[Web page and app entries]

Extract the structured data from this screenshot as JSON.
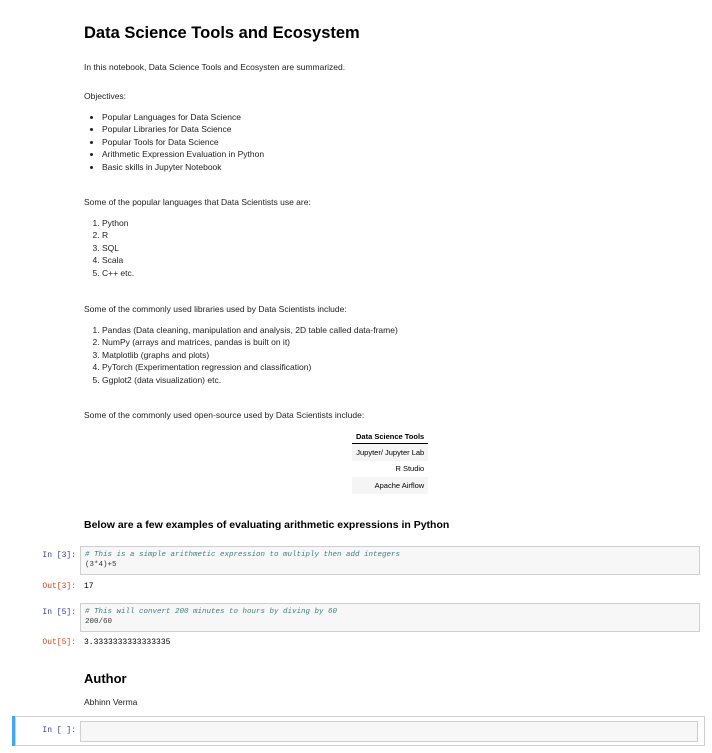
{
  "title": "Data Science Tools and Ecosystem",
  "intro": "In this notebook, Data Science Tools and Ecosysten are summarized.",
  "objectives_label": "Objectives:",
  "objectives": [
    "Popular Languages for Data Science",
    "Popular Libraries for Data Science",
    "Popular Tools for Data Science",
    "Arithmetic Expression Evaluation in Python",
    "Basic skills in Jupyter Notebook"
  ],
  "languages_label": "Some of the popular languages that Data Scientists use are:",
  "languages": [
    "Python",
    "R",
    "SQL",
    "Scala",
    "C++ etc."
  ],
  "libraries_label": "Some of the commonly used libraries used by Data Scientists include:",
  "libraries": [
    "Pandas (Data cleaning, manipulation and analysis, 2D table called data-frame)",
    "NumPy (arrays and matrices, pandas is built on it)",
    "Matplotlib (graphs and plots)",
    "PyTorch (Experimentation regression and classification)",
    "Ggplot2 (data visualization) etc."
  ],
  "tools_label": "Some of the commonly used open-source used by Data Scientists include:",
  "tools_table": {
    "header": "Data Science Tools",
    "rows": [
      "Jupyter/ Jupyter Lab",
      "R Studio",
      "Apache Airflow"
    ]
  },
  "examples_heading": "Below are a few examples of evaluating arithmetic expressions in Python",
  "cell1": {
    "in_prompt": "In [3]:",
    "comment": "# This is a simple arithmetic expression to multiply then add integers",
    "code": "(3*4)+5",
    "out_prompt": "Out[3]:",
    "output": "17"
  },
  "cell2": {
    "in_prompt": "In [5]:",
    "comment": "# This will convert 200 minutes to hours by diving by 60",
    "code": "200/60",
    "out_prompt": "Out[5]:",
    "output": "3.3333333333333335"
  },
  "author_heading": "Author",
  "author_name": "Abhinn Verma",
  "empty_cell": {
    "in_prompt": "In [ ]:"
  },
  "colors": {
    "prompt_in": "#303f9f",
    "prompt_out": "#d84315",
    "selected": "#42a5f5"
  }
}
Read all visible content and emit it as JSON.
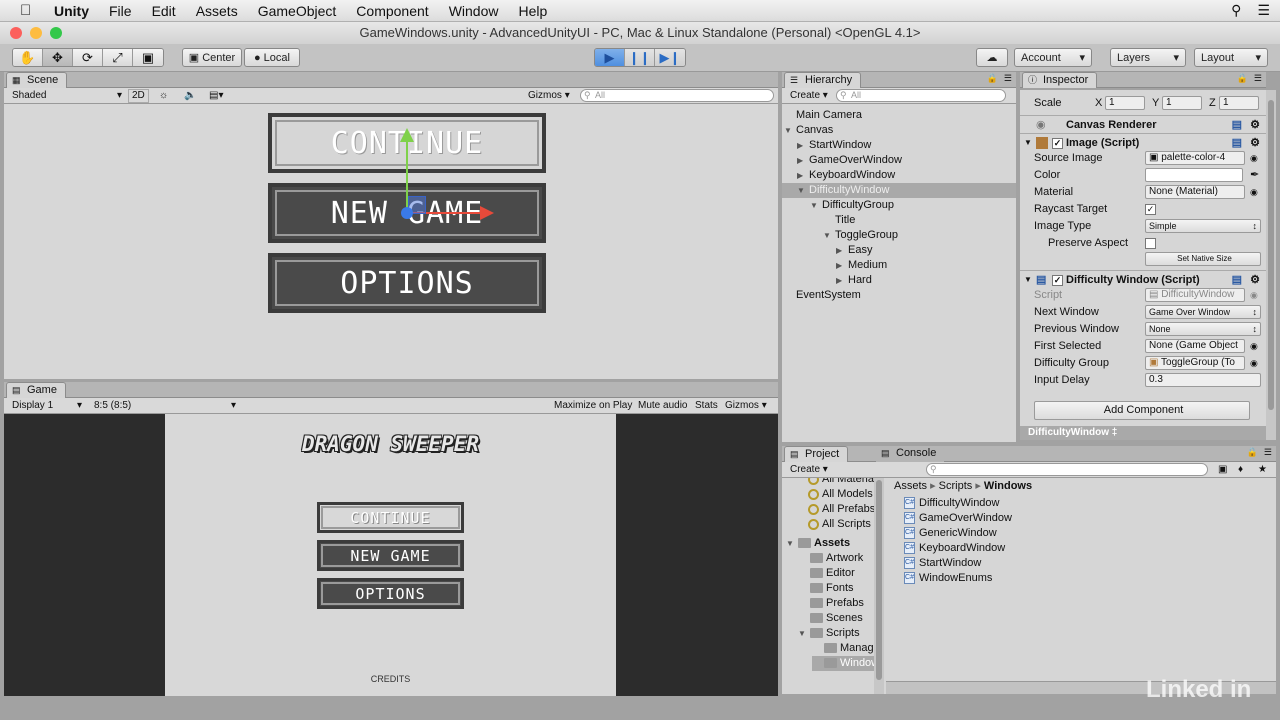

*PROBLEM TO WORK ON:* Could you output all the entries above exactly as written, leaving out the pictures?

*RESPONSE AREA:*
Extract the structured data from this screenshot as JSON.
{
  "title": "Data Science Tools and Ecosystem",
  "intro": "In this notebook, Data Science Tools and Ecosysten are summarized.",
  "objectives_label": "Objectives:",
  "objectives": [
    "Popular Languages for Data Science",
    "Popular Libraries for Data Science",
    "Popular Tools for Data Science",
    "Arithmetic Expression Evaluation in Python",
    "Basic skills in Jupyter Notebook"
  ],
  "languages_label": "Some of the popular languages that Data Scientists use are:",
  "languages": [
    "Python",
    "R",
    "SQL",
    "Scala",
    "C++ etc."
  ],
  "libraries_label": "Some of the commonly used libraries used by Data Scientists include:",
  "libraries": [
    "Pandas (Data cleaning, manipulation and analysis, 2D table called data-frame)",
    "NumPy (arrays and matrices, pandas is built on it)",
    "Matplotlib (graphs and plots)",
    "PyTorch (Experimentation regression and classification)",
    "Ggplot2 (data visualization) etc."
  ],
  "tools_label": "Some of the commonly used open-source used by Data Scientists include:",
  "tools_table": {
    "header": "Data Science Tools",
    "rows": [
      "Jupyter/ Jupyter Lab",
      "R Studio",
      "Apache Airflow"
    ]
  },
  "examples_heading": "Below are a few examples of evaluating arithmetic expressions in Python",
  "cell1": {
    "in_prompt": "In [3]:",
    "comment": "# This is a simple arithmetic expression to multiply then add integers",
    "code": "(3*4)+5",
    "out_prompt": "Out[3]:",
    "output": "17"
  },
  "cell2": {
    "in_prompt": "In [5]:",
    "comment": "# This will convert 200 minutes to hours by diving by 60",
    "code": "200/60",
    "out_prompt": "Out[5]:",
    "output": "3.3333333333333335"
  },
  "author_heading": "Author",
  "author_name": "Abhinn Verma",
  "empty_cell": {
    "in_prompt": "In [ ]:"
  },
  "colors": {
    "prompt_in": "#303f9f",
    "prompt_out": "#d84315",
    "selected": "#42a5f5"
  }
}
Read all visible content and emit it as JSON.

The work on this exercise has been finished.